Excerpts from an interface dataset:

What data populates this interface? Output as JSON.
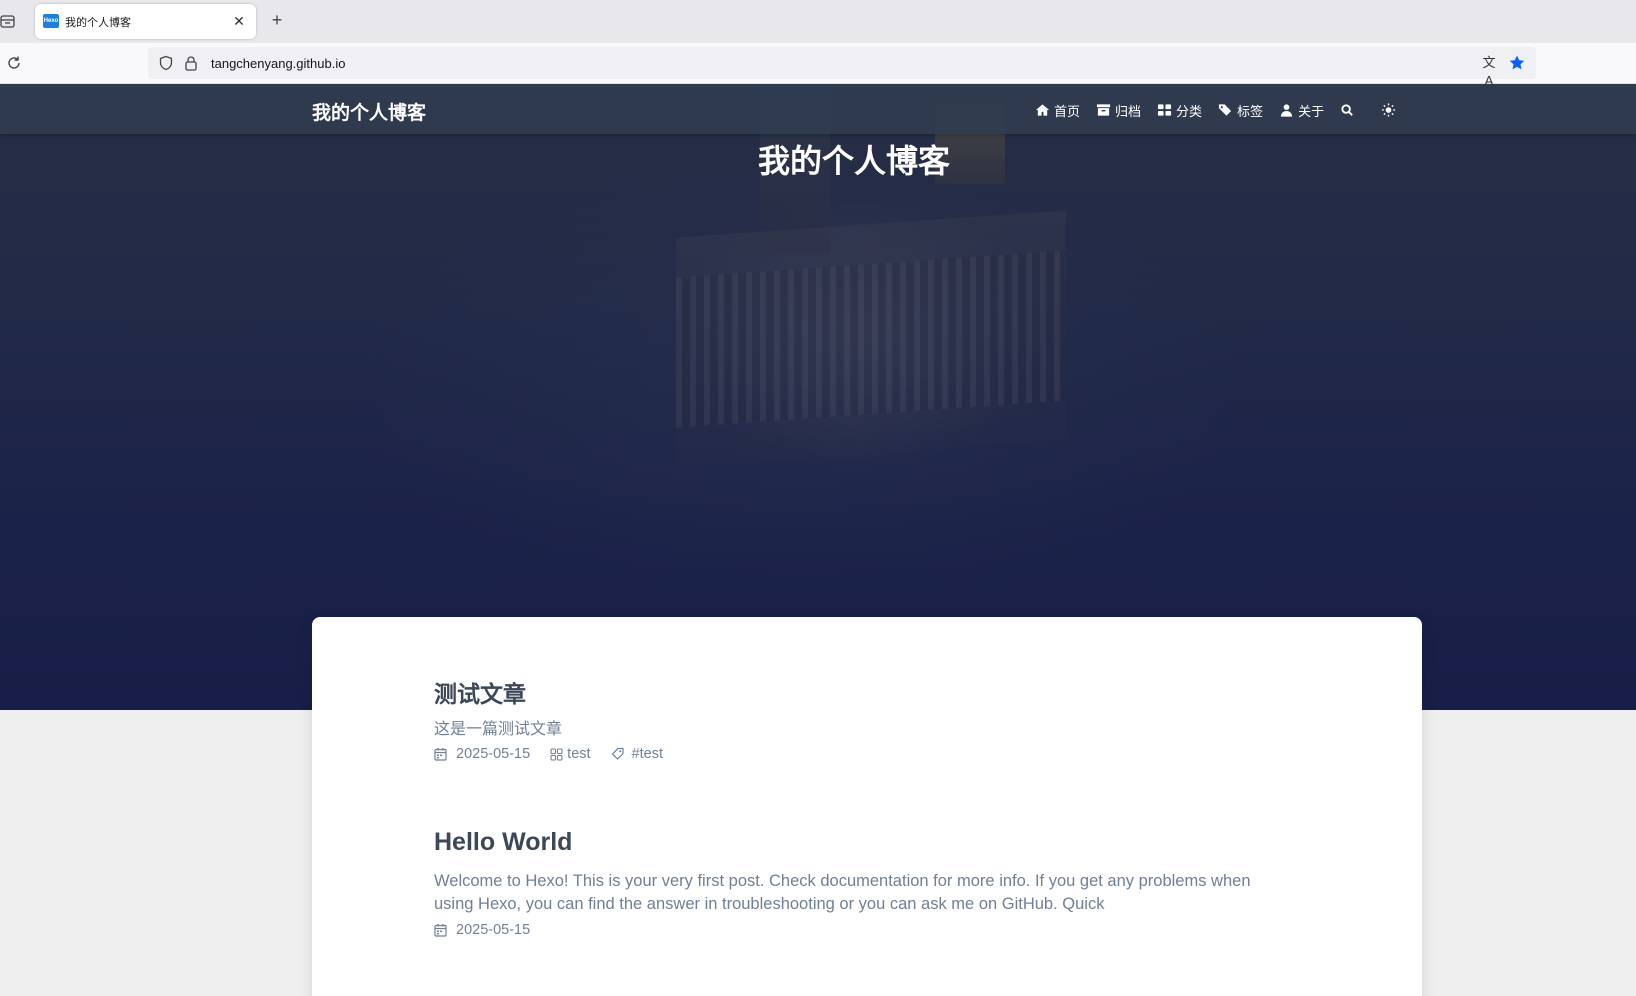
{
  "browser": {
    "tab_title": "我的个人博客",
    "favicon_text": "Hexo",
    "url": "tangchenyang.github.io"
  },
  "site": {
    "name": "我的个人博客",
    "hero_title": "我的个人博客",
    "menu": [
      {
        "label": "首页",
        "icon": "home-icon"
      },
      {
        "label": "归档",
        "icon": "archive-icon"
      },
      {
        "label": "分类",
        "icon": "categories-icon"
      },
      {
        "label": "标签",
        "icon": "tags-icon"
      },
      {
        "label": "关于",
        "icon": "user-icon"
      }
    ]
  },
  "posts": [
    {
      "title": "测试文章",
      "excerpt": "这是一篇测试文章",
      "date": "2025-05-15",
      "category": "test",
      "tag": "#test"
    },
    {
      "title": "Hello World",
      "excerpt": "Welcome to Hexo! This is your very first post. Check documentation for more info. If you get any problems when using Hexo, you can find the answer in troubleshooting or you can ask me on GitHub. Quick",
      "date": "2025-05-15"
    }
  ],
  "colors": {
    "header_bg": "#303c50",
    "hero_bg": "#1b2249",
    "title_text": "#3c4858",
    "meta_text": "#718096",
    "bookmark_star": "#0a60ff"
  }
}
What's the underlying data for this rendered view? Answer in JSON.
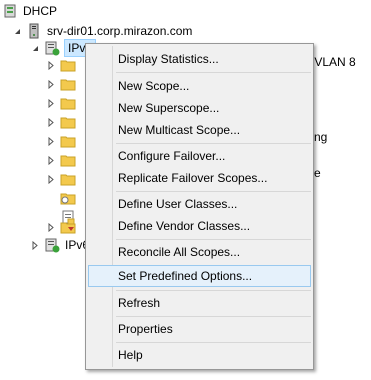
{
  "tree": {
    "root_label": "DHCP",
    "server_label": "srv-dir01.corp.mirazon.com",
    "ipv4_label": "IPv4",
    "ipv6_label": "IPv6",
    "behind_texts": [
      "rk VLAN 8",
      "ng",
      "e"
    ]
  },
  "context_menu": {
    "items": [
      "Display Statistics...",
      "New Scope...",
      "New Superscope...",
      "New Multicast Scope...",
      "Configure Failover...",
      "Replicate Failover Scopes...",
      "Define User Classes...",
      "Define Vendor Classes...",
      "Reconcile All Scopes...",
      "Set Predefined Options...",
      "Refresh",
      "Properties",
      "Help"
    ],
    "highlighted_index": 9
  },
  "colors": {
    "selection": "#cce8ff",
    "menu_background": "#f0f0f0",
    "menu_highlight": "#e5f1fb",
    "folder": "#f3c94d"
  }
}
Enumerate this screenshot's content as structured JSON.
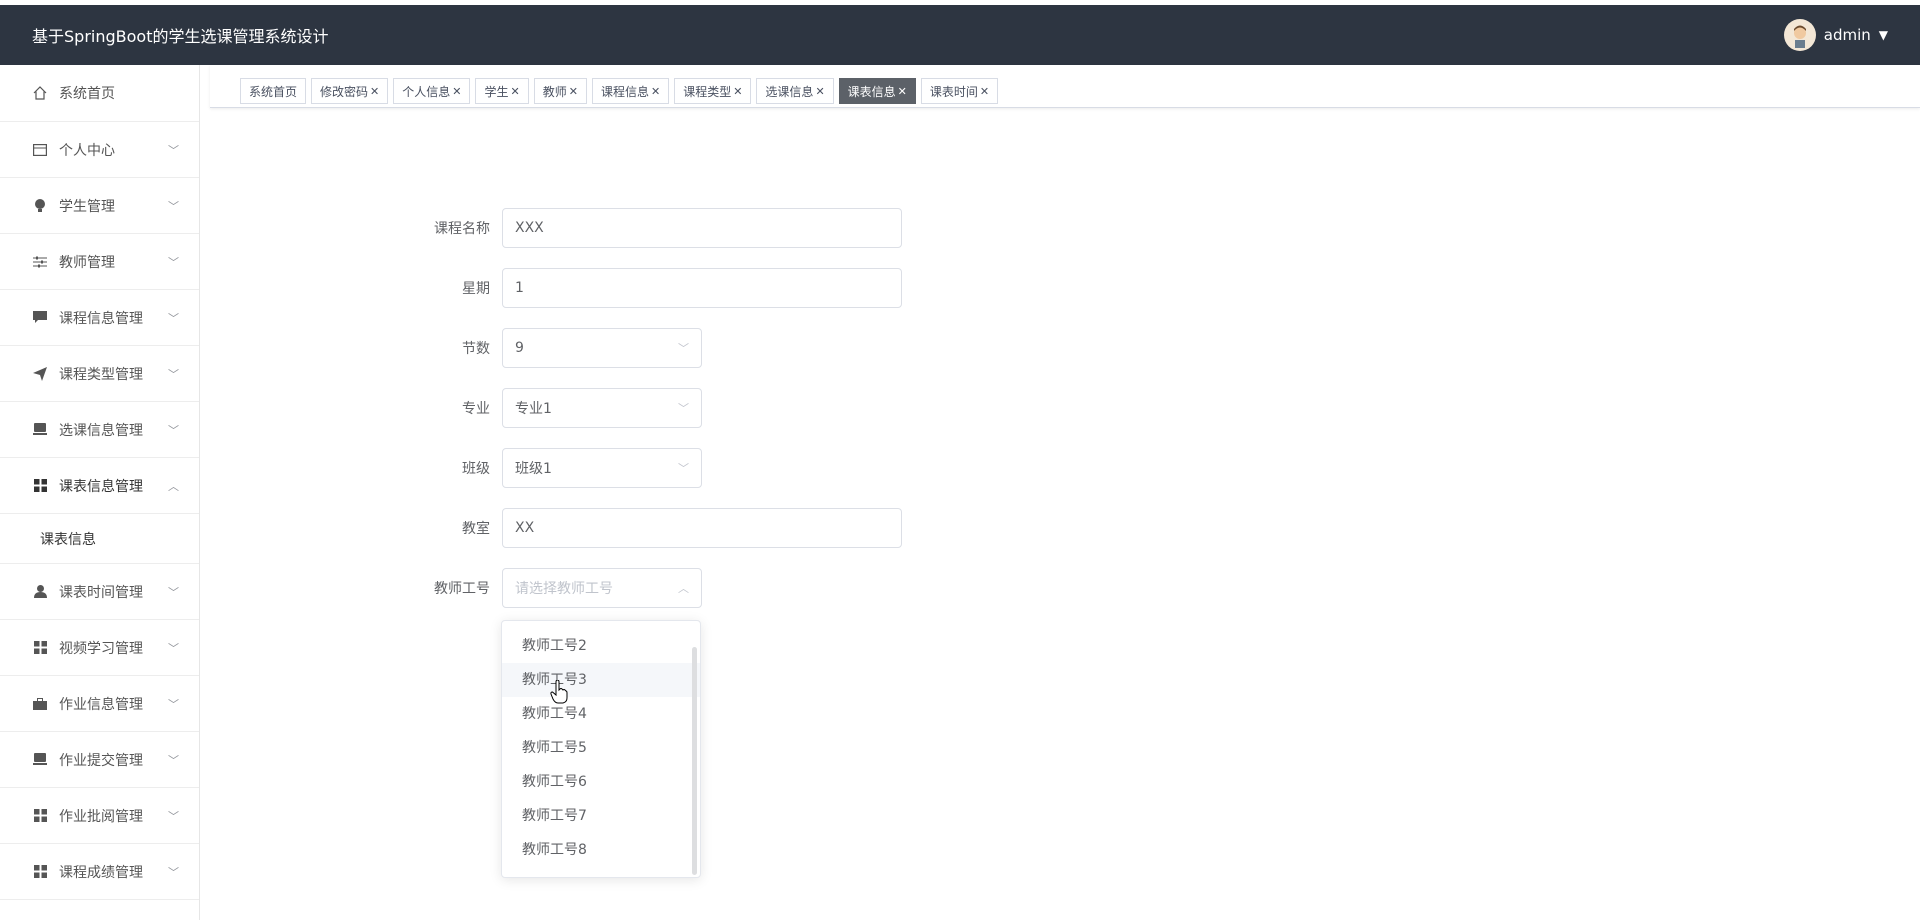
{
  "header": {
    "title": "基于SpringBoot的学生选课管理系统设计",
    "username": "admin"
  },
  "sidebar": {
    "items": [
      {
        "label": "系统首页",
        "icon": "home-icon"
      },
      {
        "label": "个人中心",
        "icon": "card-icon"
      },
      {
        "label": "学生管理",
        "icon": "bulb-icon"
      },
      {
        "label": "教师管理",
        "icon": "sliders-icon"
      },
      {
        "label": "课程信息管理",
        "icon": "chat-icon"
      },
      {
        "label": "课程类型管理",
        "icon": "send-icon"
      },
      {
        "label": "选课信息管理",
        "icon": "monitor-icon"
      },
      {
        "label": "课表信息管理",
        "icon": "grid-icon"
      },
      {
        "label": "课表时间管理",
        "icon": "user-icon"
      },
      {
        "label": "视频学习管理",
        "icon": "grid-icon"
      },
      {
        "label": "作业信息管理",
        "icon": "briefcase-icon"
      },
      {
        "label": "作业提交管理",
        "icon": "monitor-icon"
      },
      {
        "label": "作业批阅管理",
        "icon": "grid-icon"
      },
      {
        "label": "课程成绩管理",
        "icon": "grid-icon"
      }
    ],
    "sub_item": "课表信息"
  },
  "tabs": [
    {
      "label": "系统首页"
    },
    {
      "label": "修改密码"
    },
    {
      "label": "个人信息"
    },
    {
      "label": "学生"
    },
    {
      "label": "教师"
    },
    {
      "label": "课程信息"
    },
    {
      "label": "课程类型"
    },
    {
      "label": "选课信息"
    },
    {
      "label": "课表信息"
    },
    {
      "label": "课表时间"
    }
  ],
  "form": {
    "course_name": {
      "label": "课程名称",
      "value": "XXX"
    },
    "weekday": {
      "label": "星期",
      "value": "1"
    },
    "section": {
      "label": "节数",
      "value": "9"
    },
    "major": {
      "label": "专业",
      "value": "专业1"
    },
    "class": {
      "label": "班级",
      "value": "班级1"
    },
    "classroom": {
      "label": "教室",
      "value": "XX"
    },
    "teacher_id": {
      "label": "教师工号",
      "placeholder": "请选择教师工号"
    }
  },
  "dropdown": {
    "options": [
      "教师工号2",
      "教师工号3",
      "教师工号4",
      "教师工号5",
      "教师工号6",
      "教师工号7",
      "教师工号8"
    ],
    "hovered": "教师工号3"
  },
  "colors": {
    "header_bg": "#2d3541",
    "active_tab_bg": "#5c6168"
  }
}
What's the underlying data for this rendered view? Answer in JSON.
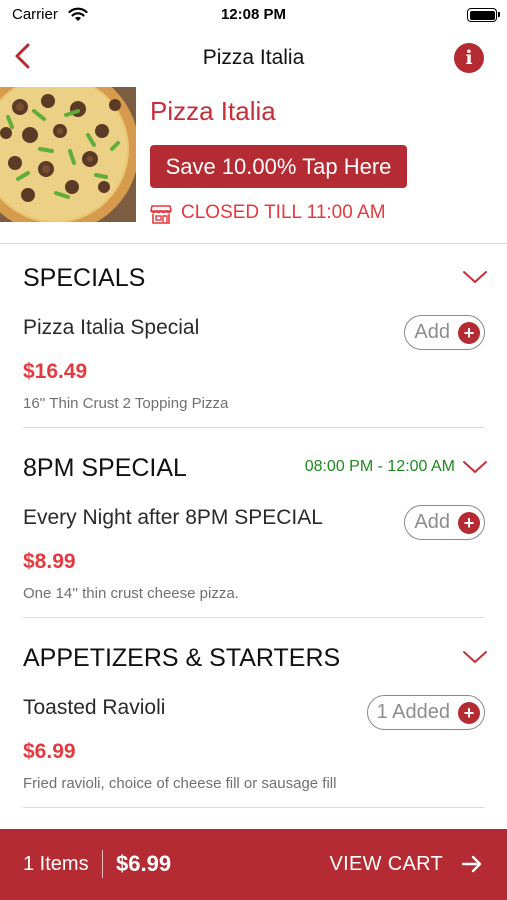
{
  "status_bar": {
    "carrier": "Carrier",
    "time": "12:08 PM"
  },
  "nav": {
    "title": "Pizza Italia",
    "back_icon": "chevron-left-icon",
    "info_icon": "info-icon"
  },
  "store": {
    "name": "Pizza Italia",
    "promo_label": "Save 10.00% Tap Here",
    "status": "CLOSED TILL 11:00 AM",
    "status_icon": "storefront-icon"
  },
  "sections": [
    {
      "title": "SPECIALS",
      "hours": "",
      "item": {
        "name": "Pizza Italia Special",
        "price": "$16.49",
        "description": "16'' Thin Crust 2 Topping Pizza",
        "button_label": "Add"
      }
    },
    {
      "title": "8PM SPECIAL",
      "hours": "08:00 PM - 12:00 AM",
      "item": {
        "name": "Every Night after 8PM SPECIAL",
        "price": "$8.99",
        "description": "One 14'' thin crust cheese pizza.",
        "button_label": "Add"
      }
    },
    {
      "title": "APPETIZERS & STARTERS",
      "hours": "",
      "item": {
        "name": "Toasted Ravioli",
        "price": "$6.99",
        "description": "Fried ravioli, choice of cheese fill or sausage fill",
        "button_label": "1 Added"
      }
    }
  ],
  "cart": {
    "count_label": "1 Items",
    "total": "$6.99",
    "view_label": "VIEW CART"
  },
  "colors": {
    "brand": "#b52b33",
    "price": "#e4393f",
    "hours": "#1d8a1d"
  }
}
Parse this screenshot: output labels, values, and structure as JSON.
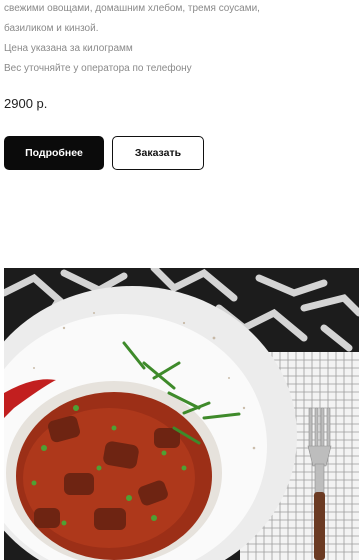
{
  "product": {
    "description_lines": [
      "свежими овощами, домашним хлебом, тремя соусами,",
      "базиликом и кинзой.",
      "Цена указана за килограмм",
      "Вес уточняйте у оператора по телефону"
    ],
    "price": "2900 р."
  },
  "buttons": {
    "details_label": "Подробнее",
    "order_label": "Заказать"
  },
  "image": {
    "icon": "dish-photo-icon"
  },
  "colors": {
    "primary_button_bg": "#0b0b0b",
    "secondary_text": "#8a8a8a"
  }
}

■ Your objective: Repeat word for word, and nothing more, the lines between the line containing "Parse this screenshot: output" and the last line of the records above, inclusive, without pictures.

■ Output:
Parse this screenshot: output labels, values, and structure as JSON.
{
  "product": {
    "description_lines": [
      "свежими овощами, домашним хлебом, тремя соусами,",
      "базиликом и кинзой.",
      "Цена указана за килограмм",
      "Вес уточняйте у оператора по телефону"
    ],
    "price": "2900 р."
  },
  "buttons": {
    "details_label": "Подробнее",
    "order_label": "Заказать"
  },
  "image": {
    "icon": "dish-photo-icon"
  },
  "colors": {
    "primary_button_bg": "#0b0b0b",
    "secondary_text": "#8a8a8a"
  }
}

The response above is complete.